[Data excerpts]
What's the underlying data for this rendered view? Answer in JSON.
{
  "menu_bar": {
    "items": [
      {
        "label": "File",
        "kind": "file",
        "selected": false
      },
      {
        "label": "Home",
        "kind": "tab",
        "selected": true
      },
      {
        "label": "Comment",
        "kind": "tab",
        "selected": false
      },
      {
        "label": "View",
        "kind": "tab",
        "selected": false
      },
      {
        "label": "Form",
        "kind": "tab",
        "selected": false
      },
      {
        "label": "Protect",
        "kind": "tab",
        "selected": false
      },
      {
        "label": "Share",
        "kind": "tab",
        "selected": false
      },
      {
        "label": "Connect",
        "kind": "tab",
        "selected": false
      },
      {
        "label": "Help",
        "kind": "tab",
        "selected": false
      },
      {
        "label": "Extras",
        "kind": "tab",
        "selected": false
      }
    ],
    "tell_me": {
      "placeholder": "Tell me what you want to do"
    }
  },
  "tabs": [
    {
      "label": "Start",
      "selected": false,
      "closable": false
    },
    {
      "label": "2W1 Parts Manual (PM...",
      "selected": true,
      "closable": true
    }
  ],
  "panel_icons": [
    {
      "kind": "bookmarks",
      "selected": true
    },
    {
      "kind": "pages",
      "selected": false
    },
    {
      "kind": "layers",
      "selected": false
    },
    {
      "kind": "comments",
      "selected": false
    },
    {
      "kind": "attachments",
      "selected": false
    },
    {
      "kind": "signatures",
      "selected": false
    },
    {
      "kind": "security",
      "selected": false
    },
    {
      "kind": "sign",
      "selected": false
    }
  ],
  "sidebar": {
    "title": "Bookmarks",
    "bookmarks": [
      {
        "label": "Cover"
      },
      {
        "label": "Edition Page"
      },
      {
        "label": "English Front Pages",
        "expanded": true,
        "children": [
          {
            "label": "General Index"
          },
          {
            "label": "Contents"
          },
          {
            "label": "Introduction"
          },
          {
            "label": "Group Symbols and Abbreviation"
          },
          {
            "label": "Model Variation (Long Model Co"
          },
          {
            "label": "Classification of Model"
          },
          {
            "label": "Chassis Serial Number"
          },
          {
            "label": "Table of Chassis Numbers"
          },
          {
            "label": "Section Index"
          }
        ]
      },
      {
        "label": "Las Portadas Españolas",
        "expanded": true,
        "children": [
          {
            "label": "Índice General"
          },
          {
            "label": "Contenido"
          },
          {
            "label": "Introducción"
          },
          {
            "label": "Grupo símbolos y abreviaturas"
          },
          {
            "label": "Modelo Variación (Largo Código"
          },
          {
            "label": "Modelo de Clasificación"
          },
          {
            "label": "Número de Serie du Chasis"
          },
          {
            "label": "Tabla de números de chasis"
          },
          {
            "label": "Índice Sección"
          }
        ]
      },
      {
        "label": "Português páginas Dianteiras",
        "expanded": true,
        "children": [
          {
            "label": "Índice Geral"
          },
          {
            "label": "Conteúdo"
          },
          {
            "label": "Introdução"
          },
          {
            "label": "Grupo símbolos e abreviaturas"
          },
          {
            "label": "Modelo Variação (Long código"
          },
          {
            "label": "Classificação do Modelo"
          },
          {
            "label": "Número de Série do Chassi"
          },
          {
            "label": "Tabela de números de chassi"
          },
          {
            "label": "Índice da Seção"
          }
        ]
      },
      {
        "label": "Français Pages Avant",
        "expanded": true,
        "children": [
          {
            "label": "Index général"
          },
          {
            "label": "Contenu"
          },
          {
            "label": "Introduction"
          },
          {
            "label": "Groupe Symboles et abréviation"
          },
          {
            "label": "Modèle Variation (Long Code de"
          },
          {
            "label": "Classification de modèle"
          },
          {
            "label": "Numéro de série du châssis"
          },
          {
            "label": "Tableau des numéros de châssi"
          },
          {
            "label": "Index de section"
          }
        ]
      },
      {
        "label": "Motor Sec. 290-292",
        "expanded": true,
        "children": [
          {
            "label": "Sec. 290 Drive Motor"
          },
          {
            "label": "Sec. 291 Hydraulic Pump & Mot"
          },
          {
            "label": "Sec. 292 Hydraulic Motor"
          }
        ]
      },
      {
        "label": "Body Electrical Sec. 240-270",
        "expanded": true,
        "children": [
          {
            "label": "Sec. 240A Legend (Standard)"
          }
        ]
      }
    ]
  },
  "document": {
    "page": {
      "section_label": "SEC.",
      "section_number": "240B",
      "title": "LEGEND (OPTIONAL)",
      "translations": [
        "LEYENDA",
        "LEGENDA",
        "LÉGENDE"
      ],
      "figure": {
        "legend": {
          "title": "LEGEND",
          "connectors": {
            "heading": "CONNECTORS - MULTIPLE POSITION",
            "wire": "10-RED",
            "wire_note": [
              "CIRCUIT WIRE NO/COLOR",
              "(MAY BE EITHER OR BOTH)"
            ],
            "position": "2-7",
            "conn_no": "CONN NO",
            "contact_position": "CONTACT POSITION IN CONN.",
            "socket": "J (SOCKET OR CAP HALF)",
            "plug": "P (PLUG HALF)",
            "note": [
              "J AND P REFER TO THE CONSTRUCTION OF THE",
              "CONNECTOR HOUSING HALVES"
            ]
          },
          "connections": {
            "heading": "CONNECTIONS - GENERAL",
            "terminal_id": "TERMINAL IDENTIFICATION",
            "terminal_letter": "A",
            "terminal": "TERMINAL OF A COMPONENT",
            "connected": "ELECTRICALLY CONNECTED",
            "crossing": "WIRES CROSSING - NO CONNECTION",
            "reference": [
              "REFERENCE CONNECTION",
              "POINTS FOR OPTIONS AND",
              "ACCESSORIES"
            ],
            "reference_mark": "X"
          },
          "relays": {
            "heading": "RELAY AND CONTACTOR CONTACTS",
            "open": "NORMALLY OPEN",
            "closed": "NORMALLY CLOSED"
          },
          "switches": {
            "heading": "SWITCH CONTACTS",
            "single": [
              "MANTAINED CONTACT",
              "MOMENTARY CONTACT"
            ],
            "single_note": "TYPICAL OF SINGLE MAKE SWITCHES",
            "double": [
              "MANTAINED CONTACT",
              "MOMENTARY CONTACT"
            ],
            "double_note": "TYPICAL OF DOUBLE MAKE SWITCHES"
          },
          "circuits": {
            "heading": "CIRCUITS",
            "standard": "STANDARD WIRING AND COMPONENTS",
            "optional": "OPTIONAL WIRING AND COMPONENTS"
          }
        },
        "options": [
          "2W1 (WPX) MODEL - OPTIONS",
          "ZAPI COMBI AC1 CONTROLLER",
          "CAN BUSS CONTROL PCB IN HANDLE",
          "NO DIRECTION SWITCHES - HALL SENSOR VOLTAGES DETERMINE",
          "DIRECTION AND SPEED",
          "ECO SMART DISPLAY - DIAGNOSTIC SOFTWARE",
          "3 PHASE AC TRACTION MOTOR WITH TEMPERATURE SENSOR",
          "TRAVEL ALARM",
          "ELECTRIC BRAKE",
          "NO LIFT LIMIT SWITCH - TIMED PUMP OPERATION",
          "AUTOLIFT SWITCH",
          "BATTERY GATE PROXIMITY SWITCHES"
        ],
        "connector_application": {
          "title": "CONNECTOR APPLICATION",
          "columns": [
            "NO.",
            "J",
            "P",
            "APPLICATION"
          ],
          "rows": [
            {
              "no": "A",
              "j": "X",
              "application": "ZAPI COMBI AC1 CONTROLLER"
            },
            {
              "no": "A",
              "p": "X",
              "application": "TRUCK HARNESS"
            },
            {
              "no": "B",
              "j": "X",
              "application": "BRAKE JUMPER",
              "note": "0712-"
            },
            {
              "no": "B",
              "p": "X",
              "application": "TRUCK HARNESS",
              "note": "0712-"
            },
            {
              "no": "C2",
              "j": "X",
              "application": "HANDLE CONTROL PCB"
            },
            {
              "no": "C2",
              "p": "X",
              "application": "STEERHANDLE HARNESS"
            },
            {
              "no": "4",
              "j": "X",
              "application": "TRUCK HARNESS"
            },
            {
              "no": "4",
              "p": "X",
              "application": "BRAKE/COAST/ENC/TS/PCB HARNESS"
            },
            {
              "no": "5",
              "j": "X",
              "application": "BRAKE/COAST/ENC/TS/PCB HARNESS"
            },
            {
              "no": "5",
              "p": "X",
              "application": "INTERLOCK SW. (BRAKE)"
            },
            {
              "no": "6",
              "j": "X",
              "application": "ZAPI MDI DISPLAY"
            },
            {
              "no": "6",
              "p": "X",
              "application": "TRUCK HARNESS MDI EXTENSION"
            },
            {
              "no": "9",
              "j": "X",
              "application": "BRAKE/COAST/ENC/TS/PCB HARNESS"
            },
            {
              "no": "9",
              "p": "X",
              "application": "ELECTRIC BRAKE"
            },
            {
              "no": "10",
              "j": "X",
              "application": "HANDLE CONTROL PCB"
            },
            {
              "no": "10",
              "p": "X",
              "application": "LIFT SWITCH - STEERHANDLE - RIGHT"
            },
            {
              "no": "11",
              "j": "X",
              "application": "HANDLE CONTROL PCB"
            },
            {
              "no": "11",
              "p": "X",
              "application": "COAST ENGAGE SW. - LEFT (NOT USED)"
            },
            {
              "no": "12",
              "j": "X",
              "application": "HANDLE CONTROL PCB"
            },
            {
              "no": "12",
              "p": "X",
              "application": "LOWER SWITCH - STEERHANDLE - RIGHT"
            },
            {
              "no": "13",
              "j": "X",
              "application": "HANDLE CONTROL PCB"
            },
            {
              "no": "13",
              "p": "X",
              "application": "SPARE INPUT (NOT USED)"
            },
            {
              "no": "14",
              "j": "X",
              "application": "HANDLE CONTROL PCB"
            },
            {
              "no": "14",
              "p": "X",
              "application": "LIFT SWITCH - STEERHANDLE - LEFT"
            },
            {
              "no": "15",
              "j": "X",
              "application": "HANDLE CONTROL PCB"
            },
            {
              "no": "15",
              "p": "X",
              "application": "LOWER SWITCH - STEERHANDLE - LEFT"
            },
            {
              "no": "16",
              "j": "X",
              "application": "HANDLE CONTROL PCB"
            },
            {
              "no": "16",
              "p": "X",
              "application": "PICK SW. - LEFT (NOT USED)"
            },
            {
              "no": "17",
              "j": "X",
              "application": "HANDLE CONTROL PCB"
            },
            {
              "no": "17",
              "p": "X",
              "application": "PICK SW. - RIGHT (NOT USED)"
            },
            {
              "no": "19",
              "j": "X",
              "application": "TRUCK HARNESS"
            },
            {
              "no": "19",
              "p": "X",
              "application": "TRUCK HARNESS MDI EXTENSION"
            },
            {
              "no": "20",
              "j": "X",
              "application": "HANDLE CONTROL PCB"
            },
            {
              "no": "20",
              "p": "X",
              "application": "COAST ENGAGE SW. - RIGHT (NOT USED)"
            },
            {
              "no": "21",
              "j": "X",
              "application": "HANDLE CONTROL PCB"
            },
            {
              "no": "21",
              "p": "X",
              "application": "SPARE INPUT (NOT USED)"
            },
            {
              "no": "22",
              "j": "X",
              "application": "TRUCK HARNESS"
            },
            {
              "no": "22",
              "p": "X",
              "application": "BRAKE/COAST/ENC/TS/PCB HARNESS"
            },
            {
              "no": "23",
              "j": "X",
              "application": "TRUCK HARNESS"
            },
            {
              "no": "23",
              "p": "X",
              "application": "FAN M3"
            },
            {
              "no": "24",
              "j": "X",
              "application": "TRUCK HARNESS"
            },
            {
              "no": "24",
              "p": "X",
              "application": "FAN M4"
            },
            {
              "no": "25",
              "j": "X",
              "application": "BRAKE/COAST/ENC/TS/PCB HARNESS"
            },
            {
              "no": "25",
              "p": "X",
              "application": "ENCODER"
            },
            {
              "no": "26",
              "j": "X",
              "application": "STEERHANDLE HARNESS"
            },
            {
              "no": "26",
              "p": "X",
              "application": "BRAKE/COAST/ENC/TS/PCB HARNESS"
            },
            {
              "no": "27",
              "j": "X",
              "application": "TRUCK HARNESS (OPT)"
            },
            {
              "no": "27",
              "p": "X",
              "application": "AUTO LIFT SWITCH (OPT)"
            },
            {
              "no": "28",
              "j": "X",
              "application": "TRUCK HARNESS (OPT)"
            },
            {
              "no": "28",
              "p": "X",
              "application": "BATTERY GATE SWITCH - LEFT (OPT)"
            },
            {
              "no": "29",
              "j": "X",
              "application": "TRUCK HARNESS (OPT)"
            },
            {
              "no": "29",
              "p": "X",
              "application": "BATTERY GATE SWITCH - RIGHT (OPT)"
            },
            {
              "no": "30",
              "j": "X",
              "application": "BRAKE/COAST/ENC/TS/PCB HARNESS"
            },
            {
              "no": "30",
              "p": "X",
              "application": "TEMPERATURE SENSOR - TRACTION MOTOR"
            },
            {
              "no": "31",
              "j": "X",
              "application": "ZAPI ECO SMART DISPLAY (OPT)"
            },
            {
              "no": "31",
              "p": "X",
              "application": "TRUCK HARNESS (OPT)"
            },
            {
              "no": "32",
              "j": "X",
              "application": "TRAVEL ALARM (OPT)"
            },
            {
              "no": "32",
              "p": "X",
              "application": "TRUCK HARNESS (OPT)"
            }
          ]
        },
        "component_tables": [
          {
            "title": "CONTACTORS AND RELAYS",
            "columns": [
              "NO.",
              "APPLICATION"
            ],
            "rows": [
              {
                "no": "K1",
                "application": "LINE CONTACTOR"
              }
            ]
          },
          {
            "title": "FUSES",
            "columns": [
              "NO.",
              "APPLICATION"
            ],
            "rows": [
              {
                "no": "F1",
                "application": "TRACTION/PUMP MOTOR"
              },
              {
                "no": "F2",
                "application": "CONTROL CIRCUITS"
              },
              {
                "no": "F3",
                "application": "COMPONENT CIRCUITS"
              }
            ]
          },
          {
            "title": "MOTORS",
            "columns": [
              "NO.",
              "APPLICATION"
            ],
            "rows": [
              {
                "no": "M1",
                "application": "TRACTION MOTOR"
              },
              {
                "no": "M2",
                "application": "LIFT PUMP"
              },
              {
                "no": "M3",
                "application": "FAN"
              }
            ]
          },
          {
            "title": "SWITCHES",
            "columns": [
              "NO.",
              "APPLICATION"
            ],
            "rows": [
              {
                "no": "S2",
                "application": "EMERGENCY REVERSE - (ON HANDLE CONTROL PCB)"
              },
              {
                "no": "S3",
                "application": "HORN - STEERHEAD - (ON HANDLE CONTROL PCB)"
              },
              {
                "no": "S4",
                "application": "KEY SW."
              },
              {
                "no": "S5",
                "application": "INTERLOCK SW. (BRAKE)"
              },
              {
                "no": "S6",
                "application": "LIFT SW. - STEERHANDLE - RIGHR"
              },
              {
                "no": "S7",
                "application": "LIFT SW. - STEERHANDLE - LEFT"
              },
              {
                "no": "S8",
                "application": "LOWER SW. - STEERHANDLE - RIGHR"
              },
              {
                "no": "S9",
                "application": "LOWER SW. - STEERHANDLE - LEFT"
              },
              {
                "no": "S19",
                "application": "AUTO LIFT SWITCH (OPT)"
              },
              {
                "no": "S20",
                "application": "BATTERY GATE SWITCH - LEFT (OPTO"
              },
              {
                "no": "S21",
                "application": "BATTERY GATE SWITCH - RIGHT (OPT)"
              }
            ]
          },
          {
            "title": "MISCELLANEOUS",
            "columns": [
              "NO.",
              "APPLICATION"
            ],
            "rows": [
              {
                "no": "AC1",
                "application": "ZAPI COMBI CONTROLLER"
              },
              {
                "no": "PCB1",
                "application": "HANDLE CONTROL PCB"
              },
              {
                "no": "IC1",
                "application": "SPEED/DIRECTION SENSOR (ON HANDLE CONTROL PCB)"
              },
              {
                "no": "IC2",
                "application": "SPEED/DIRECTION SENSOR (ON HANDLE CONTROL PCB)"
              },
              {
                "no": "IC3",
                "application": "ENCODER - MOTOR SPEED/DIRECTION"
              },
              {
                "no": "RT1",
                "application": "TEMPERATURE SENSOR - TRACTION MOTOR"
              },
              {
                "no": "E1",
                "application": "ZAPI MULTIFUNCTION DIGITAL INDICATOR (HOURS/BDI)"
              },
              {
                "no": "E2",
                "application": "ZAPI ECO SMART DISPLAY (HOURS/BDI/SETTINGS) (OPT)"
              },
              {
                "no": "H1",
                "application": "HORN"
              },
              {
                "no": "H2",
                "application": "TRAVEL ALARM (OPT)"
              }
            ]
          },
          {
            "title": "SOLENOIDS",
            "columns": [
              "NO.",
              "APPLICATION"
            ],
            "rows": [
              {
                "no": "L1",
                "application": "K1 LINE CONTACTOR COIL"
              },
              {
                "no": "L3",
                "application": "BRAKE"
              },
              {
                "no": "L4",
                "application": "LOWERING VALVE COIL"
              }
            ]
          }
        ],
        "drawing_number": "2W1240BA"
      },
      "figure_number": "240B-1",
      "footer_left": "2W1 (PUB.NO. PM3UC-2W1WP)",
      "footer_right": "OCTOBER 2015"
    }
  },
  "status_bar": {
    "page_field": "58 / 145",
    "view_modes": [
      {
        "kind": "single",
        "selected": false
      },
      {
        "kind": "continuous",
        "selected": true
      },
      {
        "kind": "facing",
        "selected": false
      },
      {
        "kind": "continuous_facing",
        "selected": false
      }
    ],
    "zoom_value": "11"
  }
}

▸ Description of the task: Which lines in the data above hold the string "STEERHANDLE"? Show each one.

▸ Result of this task:
              "application": "STEERHANDLE HARNESS"
              "application": "LIFT SWITCH - STEERHANDLE - RIGHT"
              "application": "LOWER SWITCH - STEERHANDLE - RIGHT"
              "application": "LIFT SWITCH - STEERHANDLE - LEFT"
              "application": "LOWER SWITCH - STEERHANDLE - LEFT"
              "application": "STEERHANDLE HARNESS"
                "application": "LIFT SW. - STEERHANDLE - RIGHR"
                "application": "LIFT SW. - STEERHANDLE - LEFT"
                "application": "LOWER SW. - STEERHANDLE - RIGHR"
                "application": "LOWER SW. - STEERHANDLE - LEFT"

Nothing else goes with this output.